**Data for this task:**
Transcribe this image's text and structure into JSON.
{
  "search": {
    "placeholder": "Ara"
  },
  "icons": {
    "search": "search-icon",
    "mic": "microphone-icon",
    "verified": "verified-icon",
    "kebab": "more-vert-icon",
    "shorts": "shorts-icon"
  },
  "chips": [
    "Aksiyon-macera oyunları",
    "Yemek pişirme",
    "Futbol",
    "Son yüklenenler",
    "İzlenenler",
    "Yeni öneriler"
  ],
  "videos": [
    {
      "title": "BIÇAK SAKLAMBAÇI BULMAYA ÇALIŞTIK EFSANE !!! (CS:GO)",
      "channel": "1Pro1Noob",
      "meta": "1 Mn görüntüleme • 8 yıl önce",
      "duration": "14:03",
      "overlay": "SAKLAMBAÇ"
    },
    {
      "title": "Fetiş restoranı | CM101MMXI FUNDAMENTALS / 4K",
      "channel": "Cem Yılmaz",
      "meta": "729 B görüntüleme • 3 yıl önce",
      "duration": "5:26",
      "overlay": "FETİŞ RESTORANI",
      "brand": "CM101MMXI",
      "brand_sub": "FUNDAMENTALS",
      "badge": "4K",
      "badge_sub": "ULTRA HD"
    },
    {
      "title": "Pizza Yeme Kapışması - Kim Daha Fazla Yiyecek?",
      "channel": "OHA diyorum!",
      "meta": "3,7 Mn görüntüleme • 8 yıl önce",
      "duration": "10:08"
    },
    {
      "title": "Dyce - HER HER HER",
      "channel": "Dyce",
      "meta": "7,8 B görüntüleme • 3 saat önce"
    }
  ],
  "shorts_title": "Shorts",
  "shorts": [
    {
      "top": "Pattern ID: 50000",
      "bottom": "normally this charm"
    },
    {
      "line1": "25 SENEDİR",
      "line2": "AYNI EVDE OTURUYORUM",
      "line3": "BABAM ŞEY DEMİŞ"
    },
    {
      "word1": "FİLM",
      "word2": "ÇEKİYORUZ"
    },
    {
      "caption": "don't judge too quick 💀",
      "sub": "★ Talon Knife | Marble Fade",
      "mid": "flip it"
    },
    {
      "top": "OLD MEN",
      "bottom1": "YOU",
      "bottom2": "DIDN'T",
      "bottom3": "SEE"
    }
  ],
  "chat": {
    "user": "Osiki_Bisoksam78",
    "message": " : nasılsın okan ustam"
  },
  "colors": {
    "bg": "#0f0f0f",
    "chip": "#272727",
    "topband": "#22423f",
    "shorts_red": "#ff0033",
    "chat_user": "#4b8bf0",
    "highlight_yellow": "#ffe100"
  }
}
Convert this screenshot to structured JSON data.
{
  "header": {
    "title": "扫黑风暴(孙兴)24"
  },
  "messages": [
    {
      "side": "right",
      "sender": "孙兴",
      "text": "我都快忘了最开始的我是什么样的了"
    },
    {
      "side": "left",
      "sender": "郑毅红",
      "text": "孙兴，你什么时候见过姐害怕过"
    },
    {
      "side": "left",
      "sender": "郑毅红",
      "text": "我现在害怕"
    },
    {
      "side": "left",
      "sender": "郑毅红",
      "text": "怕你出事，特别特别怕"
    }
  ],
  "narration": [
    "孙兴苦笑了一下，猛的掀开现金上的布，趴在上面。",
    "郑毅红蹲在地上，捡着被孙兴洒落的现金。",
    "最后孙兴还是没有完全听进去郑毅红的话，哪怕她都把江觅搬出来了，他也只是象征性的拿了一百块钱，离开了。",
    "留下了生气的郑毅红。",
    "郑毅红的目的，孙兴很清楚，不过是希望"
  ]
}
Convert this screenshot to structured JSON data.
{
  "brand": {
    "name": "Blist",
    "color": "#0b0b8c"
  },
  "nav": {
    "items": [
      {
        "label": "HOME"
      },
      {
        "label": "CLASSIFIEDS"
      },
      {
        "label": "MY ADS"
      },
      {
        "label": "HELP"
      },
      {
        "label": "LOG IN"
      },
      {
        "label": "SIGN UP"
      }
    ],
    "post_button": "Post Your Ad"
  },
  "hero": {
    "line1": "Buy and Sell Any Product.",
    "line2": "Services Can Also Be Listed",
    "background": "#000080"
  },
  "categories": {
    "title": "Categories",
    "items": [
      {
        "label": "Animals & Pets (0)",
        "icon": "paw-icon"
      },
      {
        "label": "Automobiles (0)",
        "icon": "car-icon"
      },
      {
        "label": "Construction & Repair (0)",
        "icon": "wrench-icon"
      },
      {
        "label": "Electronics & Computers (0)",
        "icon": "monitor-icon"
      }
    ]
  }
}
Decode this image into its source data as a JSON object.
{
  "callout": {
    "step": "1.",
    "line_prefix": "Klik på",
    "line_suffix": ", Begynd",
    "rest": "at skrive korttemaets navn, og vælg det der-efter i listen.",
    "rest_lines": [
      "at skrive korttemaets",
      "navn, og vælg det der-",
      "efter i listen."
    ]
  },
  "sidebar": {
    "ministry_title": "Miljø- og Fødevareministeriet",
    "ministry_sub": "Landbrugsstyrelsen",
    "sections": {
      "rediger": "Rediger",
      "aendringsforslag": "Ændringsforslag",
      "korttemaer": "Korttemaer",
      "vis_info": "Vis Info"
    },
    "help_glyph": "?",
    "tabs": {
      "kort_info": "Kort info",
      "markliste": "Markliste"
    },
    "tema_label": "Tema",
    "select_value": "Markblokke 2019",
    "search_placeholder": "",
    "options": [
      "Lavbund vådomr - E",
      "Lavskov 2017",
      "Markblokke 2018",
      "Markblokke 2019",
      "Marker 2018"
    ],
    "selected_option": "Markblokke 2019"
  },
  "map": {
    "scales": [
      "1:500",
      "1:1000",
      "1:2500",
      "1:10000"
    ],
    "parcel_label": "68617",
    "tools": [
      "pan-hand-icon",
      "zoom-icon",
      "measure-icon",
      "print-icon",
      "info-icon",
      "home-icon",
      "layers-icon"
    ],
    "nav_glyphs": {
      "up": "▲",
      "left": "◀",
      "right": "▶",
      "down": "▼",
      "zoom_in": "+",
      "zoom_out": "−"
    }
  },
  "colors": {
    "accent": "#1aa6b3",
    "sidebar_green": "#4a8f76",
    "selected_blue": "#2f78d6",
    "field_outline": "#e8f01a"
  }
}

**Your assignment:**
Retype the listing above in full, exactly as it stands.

**Solution to this exercise:**
Transcribe this image's text and structure into JSON.
{
  "search": {
    "placeholder": "Ara"
  },
  "icons": {
    "search": "search-icon",
    "mic": "microphone-icon",
    "verified": "verified-icon",
    "kebab": "more-vert-icon",
    "shorts": "shorts-icon"
  },
  "chips": [
    "Aksiyon-macera oyunları",
    "Yemek pişirme",
    "Futbol",
    "Son yüklenenler",
    "İzlenenler",
    "Yeni öneriler"
  ],
  "videos": [
    {
      "title": "BIÇAK SAKLAMBAÇI BULMAYA ÇALIŞTIK EFSANE !!! (CS:GO)",
      "channel": "1Pro1Noob",
      "meta": "1 Mn görüntüleme • 8 yıl önce",
      "duration": "14:03",
      "overlay": "SAKLAMBAÇ"
    },
    {
      "title": "Fetiş restoranı | CM101MMXI FUNDAMENTALS / 4K",
      "channel": "Cem Yılmaz",
      "meta": "729 B görüntüleme • 3 yıl önce",
      "duration": "5:26",
      "overlay": "FETİŞ RESTORANI",
      "brand": "CM101MMXI",
      "brand_sub": "FUNDAMENTALS",
      "badge": "4K",
      "badge_sub": "ULTRA HD"
    },
    {
      "title": "Pizza Yeme Kapışması - Kim Daha Fazla Yiyecek?",
      "channel": "OHA diyorum!",
      "meta": "3,7 Mn görüntüleme • 8 yıl önce",
      "duration": "10:08"
    },
    {
      "title": "Dyce - HER HER HER",
      "channel": "Dyce",
      "meta": "7,8 B görüntüleme • 3 saat önce"
    }
  ],
  "shorts_title": "Shorts",
  "shorts": [
    {
      "top": "Pattern ID: 50000",
      "bottom": "normally this charm"
    },
    {
      "line1": "25 SENEDİR",
      "line2": "AYNI EVDE OTURUYORUM",
      "line3": "BABAM ŞEY DEMİŞ"
    },
    {
      "word1": "FİLM",
      "word2": "ÇEKİYORUZ"
    },
    {
      "caption": "don't judge too quick 💀",
      "sub": "★ Talon Knife | Marble Fade",
      "mid": "flip it"
    },
    {
      "top": "OLD MEN",
      "bottom1": "YOU",
      "bottom2": "DIDN'T",
      "bottom3": "SEE"
    }
  ],
  "chat": {
    "user": "Osiki_Bisoksam78",
    "message": " : nasılsın okan ustam"
  },
  "colors": {
    "bg": "#0f0f0f",
    "chip": "#272727",
    "topband": "#22423f",
    "shorts_red": "#ff0033",
    "chat_user": "#4b8bf0",
    "highlight_yellow": "#ffe100"
  }
}
Convert this screenshot to structured JSON data.
{
  "header": {
    "title": "扫黑风暴(孙兴)24"
  },
  "messages": [
    {
      "side": "right",
      "sender": "孙兴",
      "text": "我都快忘了最开始的我是什么样的了"
    },
    {
      "side": "left",
      "sender": "郑毅红",
      "text": "孙兴，你什么时候见过姐害怕过"
    },
    {
      "side": "left",
      "sender": "郑毅红",
      "text": "我现在害怕"
    },
    {
      "side": "left",
      "sender": "郑毅红",
      "text": "怕你出事，特别特别怕"
    }
  ],
  "narration": [
    "孙兴苦笑了一下，猛的掀开现金上的布，趴在上面。",
    "郑毅红蹲在地上，捡着被孙兴洒落的现金。",
    "最后孙兴还是没有完全听进去郑毅红的话，哪怕她都把江觅搬出来了，他也只是象征性的拿了一百块钱，离开了。",
    "留下了生气的郑毅红。",
    "郑毅红的目的，孙兴很清楚，不过是希望"
  ]
}
Convert this screenshot to structured JSON data.
{
  "brand": {
    "name": "Blist",
    "color": "#0b0b8c"
  },
  "nav": {
    "items": [
      {
        "label": "HOME"
      },
      {
        "label": "CLASSIFIEDS"
      },
      {
        "label": "MY ADS"
      },
      {
        "label": "HELP"
      },
      {
        "label": "LOG IN"
      },
      {
        "label": "SIGN UP"
      }
    ],
    "post_button": "Post Your Ad"
  },
  "hero": {
    "line1": "Buy and Sell Any Product.",
    "line2": "Services Can Also Be Listed",
    "background": "#000080"
  },
  "categories": {
    "title": "Categories",
    "items": [
      {
        "label": "Animals & Pets (0)",
        "icon": "paw-icon"
      },
      {
        "label": "Automobiles (0)",
        "icon": "car-icon"
      },
      {
        "label": "Construction & Repair (0)",
        "icon": "wrench-icon"
      },
      {
        "label": "Electronics & Computers (0)",
        "icon": "monitor-icon"
      }
    ]
  }
}
Decode this image into its source data as a JSON object.
{
  "callout": {
    "step": "1.",
    "line_prefix": "Klik på",
    "line_suffix": ", Begynd",
    "rest": "at skrive korttemaets navn, og vælg det der-efter i listen.",
    "rest_lines": [
      "at skrive korttemaets",
      "navn, og vælg det der-",
      "efter i listen."
    ]
  },
  "sidebar": {
    "ministry_title": "Miljø- og Fødevareministeriet",
    "ministry_sub": "Landbrugsstyrelsen",
    "sections": {
      "rediger": "Rediger",
      "aendringsforslag": "Ændringsforslag",
      "korttemaer": "Korttemaer",
      "vis_info": "Vis Info"
    },
    "help_glyph": "?",
    "tabs": {
      "kort_info": "Kort info",
      "markliste": "Markliste"
    },
    "tema_label": "Tema",
    "select_value": "Markblokke 2019",
    "search_placeholder": "",
    "options": [
      "Lavbund vådomr - E",
      "Lavskov 2017",
      "Markblokke 2018",
      "Markblokke 2019",
      "Marker 2018"
    ],
    "selected_option": "Markblokke 2019"
  },
  "map": {
    "scales": [
      "1:500",
      "1:1000",
      "1:2500",
      "1:10000"
    ],
    "parcel_label": "68617",
    "tools": [
      "pan-hand-icon",
      "zoom-icon",
      "measure-icon",
      "print-icon",
      "info-icon",
      "home-icon",
      "layers-icon"
    ],
    "nav_glyphs": {
      "up": "▲",
      "left": "◀",
      "right": "▶",
      "down": "▼",
      "zoom_in": "+",
      "zoom_out": "−"
    }
  },
  "colors": {
    "accent": "#1aa6b3",
    "sidebar_green": "#4a8f76",
    "selected_blue": "#2f78d6",
    "field_outline": "#e8f01a"
  }
}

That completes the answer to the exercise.